JEDDAH: The Kingdom plays a pioneering role in supporting groups working to fight against blindness around the world, the head of the Eastern Mediterranean region at the International Agency for the Prevention of Blindness (IAPB), has said.
Dr. Abdul Aziz Al-Rajhi told the Saudi Press Agency (SPA) that the IAPB — a nonprofit organization registered in England with a board of trustees including representatives from regional heads — is an umbrella group for all nonprofit organizations working in the field of eye health.
It includes representatives from seven regions, similar to the division that the World Health Organization (WHO) employs.
Al-Rajhi said that the Eastern Mediterranean region includes the Arab countries (with the exception of Algeria) and Iran, Afghanistan and Pakistan, totaling 22 member states.
He added that the IAPB’s regional office, based at King Khaled Eye Specialist Hospital in Riyadh, will increase cooperation between countries in the region and raise the level of ophthalmology and optometry services, both in the curative and preventive aspects.
He further stressed that the hospital plays an active role in the framework thanks to the support of Saudi Health Minister Dr. Tawfiq Al-Rabiah and the hospital’s board of directors.
Al-Rajhi said that the office will conduct activities with specialized workers in the hospital, which is known for its training programs for ophthalmologists and being one of the largest medical research publishers in the region.
He said that the office will use the training provided by technical, administrative and medical teams to support efforts to improve ophthalmology and optometry services.
The Eastern Mediterranean region needs to double the effort, work and cooperation of representatives, he said, particularly in light of insufficient information on the causes of visual impairment or blindness in the Middle East.
Al-Rajhi added that in order to improve the situation, as much accurate information as possible needs to be collected in cooperation with representatives of blindness prevention programs from the health ministries of each member state.
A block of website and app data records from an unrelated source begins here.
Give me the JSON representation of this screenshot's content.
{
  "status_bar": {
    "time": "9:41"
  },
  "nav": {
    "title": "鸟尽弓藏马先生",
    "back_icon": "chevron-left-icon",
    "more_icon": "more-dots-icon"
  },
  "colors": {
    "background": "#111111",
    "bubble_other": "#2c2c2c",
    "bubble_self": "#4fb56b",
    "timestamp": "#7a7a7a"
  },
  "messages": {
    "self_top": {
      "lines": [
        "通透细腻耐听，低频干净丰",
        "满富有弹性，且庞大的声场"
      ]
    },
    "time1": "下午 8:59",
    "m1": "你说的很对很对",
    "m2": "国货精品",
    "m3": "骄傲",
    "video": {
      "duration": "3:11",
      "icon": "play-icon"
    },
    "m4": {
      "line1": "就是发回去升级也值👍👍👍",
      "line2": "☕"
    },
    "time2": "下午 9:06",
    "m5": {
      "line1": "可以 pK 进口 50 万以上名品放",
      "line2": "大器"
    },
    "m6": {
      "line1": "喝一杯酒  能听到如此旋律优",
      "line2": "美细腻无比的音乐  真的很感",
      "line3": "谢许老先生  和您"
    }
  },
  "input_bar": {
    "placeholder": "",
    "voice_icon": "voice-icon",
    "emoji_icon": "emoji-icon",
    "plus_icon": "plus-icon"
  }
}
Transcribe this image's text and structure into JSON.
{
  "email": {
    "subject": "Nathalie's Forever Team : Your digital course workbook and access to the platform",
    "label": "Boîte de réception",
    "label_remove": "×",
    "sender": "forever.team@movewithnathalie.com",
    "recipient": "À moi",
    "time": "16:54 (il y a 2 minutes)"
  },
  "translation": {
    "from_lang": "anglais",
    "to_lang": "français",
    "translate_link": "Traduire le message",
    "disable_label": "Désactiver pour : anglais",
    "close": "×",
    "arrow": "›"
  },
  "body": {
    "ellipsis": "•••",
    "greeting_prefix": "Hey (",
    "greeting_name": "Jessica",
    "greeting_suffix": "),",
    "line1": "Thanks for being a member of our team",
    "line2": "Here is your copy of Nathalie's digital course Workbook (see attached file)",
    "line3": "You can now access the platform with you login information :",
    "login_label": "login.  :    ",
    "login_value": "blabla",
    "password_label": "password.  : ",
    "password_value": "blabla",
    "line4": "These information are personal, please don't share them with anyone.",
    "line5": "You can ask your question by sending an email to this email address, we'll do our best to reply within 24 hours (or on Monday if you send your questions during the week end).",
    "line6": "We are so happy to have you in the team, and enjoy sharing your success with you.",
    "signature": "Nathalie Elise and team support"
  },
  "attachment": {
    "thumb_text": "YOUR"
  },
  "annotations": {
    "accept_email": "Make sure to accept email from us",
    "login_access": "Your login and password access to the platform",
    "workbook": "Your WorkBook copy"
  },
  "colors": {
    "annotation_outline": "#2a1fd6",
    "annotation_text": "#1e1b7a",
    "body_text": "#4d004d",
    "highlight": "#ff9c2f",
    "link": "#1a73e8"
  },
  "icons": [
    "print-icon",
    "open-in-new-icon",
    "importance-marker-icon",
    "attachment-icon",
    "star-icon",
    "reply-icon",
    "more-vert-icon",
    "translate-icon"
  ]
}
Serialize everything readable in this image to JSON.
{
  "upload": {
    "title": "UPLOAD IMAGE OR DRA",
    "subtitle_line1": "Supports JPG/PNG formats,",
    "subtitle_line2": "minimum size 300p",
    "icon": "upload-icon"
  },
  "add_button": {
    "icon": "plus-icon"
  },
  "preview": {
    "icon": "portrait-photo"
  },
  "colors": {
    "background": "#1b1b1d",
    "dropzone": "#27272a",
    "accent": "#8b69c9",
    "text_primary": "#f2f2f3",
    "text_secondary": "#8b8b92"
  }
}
The regional office continues the tradition of hosting a workshop twice a year and selecting region-related topics in cooperation with the WHO Regional Office.
As part of the workshop, specialists from around the world discuss ways to improve ophthalmology and optometry services.
The next step for the IAPB is to develop ophthalmology training programs for remote areas, and begin weekly talks at the hospital as a meeting hub for all countries in the region, he said.
Al-Rajhi added that knowledge will be spread through medical staff visits, including trips by doctors and optometrists from King Khaled Eye Specialist Hospital to countries that need to train local staff.
The IAPB is also looking to cooperate with the King Salman Humanitarian Aid and Relief Center (Ksrelief) to create a partnership between the regional office, the center and hospital to provide relief and training services to member states if necessary, Al-Rajhi said.
In 2006, the World Health Assembly of the WHO agreed to include the prevention of blindness within its strategic plans and priorities for future work, based on the Saudi delegation’s initiative. The campaign took more than 18 months to be included on the Assembly’s agenda.
The Kingdom’s key role in promoting the change reflects the influence of Saudi Arabia in promoting the prevention of blindness, both at the regional and international levels, he added.